My SQL, Your SQL or SCO SQL?
I read from MySQL website that the SCO Group, Inc. (Linux lawsuit fame) has entered into an agreement with MySQL AB to jointly deliver a certified, commercial version of the MySQL database for SCO Open Server 6, the newest release of SCO’s UNIX solutions platform.
This is what A.P.Lawrence has to say about it:-
Of course the vagueness about licensing is deliberate. RedHat does the same thing, as do other vendors who “support” GPL. Really, they use open source as a marketing tool and want you to be confused as to whether you can use the free version and even as to how to get it. It’s only when pushed against the wall, as MySQL was with regard to PHP’s use of MySQL that they’ll make unambiguous statements about acceptable use.

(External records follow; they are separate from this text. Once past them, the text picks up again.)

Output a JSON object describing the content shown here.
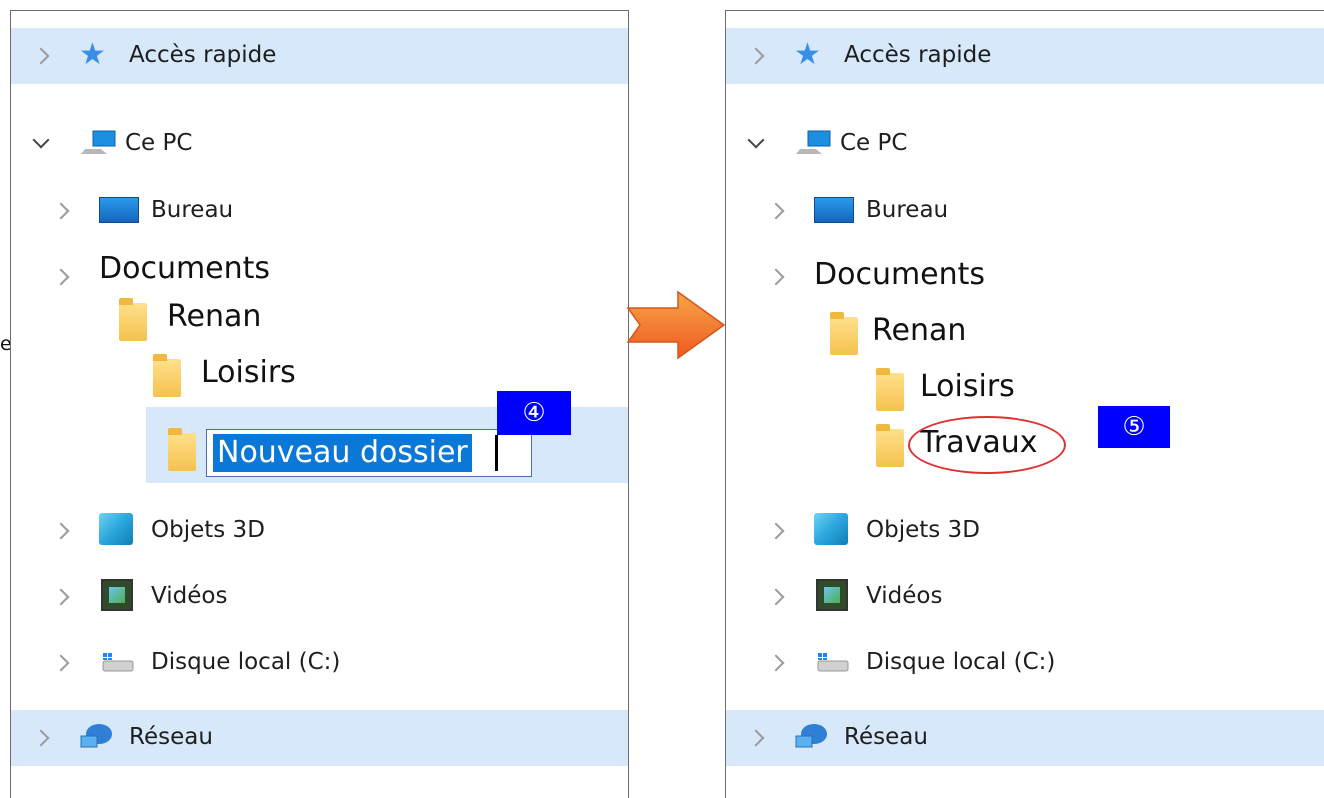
{
  "left_fragment": "ecalé.",
  "left": {
    "quick_access": "Accès rapide",
    "this_pc": "Ce PC",
    "desktop": "Bureau",
    "documents": "Documents",
    "renan": "Renan",
    "loisirs": "Loisirs",
    "new_folder": "Nouveau dossier",
    "objects3d": "Objets 3D",
    "videos": "Vidéos",
    "local_disk": "Disque local (C:)",
    "network": "Réseau",
    "step_badge": "④"
  },
  "right": {
    "quick_access": "Accès rapide",
    "this_pc": "Ce PC",
    "desktop": "Bureau",
    "documents": "Documents",
    "renan": "Renan",
    "loisirs": "Loisirs",
    "travaux": "Travaux",
    "objects3d": "Objets 3D",
    "videos": "Vidéos",
    "local_disk": "Disque local (C:)",
    "network": "Réseau",
    "step_badge": "⑤"
  },
  "colors": {
    "selection_band": "#d6e8f9",
    "badge": "#0000ff",
    "arrow_fill": "#f26522",
    "highlight_oval": "#e03030"
  },
  "icons": {
    "quick_access": "star-icon",
    "this_pc": "computer-icon",
    "desktop": "desktop-icon",
    "folder": "folder-icon",
    "objects3d": "cube-icon",
    "videos": "film-icon",
    "local_disk": "drive-icon",
    "network": "network-icon"
  }
}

So it seems that SCO may be finally ready to learn some lessons about Open Source, and this deal could be more important in that regard than for any other reason. I’ve said before that if SCO wants to survive, they need to get on the Open Source train. With sufficient skullduggery, misdirection, obfuscation and fud, a company can be “Open Source” and commercial at the same time.
And this development has kicked up a row in the Open source circles as reported in the Forbes.com story. Here is its sequel in Groklaw.com
But what concerns us is the fact that many low-cost web hosting providers bundle MySQL as part of their “Package” (since it is perceived to be Free – as in “Free Lunch”!), along with PHP which has more or less been wed-locked by amateur programmers to develop many open source programs like the WordPress. What will come of them if the licensing conditions undergo a change? Will they have to migrate en masse to PostgreSQL?
- Is number of comments a benchmark?
- Are you ready to Flock together?